DIRECTIONS FOR THIS TASK
Each line that has the string "icon" must be copied from the records below.

Start of RECORDS

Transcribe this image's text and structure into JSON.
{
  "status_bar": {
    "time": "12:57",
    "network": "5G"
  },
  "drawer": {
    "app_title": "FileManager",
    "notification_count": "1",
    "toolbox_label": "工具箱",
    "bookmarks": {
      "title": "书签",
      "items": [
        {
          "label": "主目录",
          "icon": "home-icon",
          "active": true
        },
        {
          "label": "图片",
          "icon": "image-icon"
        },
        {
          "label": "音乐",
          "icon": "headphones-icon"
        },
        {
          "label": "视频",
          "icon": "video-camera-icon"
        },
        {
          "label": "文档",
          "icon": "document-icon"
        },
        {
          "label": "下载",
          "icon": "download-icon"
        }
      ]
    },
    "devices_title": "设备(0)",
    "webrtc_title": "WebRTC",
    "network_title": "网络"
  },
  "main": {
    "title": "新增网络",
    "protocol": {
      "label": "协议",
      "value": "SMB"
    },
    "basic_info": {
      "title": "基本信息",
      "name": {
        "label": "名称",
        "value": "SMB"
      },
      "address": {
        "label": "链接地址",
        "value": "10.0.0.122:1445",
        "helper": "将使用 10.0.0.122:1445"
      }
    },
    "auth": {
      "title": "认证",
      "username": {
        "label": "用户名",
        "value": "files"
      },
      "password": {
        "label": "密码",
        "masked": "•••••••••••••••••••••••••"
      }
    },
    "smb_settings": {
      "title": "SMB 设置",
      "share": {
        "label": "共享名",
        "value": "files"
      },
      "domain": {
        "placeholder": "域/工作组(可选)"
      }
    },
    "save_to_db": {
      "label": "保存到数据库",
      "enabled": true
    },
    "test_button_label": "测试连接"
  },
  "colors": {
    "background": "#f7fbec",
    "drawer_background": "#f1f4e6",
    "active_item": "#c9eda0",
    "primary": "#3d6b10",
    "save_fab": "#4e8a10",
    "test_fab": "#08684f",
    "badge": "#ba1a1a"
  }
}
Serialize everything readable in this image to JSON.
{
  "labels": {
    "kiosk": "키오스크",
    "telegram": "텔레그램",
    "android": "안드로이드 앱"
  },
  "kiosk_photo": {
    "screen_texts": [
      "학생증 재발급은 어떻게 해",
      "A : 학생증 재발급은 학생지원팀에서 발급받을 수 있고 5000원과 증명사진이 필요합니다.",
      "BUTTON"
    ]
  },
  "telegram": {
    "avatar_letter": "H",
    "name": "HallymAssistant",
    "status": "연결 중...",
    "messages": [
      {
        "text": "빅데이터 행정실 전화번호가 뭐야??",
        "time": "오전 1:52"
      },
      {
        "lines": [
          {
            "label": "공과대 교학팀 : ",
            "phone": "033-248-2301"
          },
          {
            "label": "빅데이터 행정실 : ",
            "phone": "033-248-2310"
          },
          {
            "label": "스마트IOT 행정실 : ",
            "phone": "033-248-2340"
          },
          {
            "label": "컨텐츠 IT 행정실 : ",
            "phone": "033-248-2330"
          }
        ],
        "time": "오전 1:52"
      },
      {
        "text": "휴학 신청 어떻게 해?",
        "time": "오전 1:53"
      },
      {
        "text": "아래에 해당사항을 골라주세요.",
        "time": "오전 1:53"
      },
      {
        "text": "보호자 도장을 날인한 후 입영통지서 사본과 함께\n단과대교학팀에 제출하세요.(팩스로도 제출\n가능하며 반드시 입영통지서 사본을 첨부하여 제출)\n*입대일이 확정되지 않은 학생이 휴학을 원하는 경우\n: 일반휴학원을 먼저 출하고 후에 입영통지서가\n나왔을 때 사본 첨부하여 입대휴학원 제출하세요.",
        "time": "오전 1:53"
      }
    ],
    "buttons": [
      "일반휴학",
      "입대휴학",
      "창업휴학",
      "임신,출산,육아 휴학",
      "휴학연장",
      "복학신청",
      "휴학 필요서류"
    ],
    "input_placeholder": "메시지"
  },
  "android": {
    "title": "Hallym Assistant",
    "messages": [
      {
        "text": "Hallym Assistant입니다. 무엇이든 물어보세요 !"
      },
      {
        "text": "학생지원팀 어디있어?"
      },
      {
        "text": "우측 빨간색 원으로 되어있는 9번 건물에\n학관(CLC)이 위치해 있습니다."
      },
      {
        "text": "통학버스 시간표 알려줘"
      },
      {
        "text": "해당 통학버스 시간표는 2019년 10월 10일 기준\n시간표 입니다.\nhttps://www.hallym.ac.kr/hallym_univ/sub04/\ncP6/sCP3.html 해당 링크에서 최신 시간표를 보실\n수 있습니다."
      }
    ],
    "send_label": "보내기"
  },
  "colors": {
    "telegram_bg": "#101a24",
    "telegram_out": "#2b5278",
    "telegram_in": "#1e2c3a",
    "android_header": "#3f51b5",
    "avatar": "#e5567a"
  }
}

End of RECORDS

RESULT
          "icon": "home-icon",
          "icon": "image-icon"
          "icon": "headphones-icon"
          "icon": "video-camera-icon"
          "icon": "document-icon"
          "icon": "download-icon"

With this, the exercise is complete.